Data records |

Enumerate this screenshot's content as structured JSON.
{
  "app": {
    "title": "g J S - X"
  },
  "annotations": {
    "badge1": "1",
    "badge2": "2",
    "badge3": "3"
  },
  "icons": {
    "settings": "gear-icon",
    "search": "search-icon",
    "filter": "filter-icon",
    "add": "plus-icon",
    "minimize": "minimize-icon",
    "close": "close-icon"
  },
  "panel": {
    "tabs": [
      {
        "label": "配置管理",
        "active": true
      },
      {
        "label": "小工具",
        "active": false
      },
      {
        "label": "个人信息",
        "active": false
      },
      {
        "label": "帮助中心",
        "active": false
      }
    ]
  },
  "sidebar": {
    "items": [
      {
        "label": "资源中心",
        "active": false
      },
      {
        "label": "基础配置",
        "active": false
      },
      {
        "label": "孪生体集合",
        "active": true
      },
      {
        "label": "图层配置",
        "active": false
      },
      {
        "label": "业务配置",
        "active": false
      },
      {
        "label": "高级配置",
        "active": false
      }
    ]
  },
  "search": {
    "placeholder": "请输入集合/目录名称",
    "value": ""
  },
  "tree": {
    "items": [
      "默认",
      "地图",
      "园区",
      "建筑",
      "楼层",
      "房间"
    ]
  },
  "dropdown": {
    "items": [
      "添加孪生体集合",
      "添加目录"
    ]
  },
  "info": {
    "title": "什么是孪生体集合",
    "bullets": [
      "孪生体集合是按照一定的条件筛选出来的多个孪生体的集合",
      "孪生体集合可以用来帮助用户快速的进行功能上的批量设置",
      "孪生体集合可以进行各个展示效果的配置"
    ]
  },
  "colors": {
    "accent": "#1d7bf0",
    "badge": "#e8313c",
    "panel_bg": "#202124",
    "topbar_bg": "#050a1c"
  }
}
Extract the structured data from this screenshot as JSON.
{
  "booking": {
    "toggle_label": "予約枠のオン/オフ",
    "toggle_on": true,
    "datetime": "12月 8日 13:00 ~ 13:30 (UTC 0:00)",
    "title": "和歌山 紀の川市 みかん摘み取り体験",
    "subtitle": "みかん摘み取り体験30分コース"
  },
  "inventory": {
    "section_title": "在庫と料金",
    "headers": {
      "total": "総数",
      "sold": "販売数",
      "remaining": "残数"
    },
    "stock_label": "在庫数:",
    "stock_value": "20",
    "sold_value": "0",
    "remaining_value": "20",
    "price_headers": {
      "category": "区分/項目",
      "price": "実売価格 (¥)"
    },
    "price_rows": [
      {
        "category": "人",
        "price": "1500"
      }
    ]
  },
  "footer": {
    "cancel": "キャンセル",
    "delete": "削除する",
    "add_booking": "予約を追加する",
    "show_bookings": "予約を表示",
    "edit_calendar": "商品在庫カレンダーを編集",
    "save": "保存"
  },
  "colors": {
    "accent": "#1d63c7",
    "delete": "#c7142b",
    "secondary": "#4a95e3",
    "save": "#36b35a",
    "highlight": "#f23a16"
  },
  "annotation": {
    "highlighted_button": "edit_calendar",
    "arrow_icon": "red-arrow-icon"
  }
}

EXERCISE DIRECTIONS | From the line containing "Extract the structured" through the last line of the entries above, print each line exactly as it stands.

EXERCISE RESULT |
Extract the structured data from this screenshot as JSON.
{
  "booking": {
    "toggle_label": "予約枠のオン/オフ",
    "toggle_on": true,
    "datetime": "12月 8日 13:00 ~ 13:30 (UTC 0:00)",
    "title": "和歌山 紀の川市 みかん摘み取り体験",
    "subtitle": "みかん摘み取り体験30分コース"
  },
  "inventory": {
    "section_title": "在庫と料金",
    "headers": {
      "total": "総数",
      "sold": "販売数",
      "remaining": "残数"
    },
    "stock_label": "在庫数:",
    "stock_value": "20",
    "sold_value": "0",
    "remaining_value": "20",
    "price_headers": {
      "category": "区分/項目",
      "price": "実売価格 (¥)"
    },
    "price_rows": [
      {
        "category": "人",
        "price": "1500"
      }
    ]
  },
  "footer": {
    "cancel": "キャンセル",
    "delete": "削除する",
    "add_booking": "予約を追加する",
    "show_bookings": "予約を表示",
    "edit_calendar": "商品在庫カレンダーを編集",
    "save": "保存"
  },
  "colors": {
    "accent": "#1d63c7",
    "delete": "#c7142b",
    "secondary": "#4a95e3",
    "save": "#36b35a",
    "highlight": "#f23a16"
  },
  "annotation": {
    "highlighted_button": "edit_calendar",
    "arrow_icon": "red-arrow-icon"
  }
}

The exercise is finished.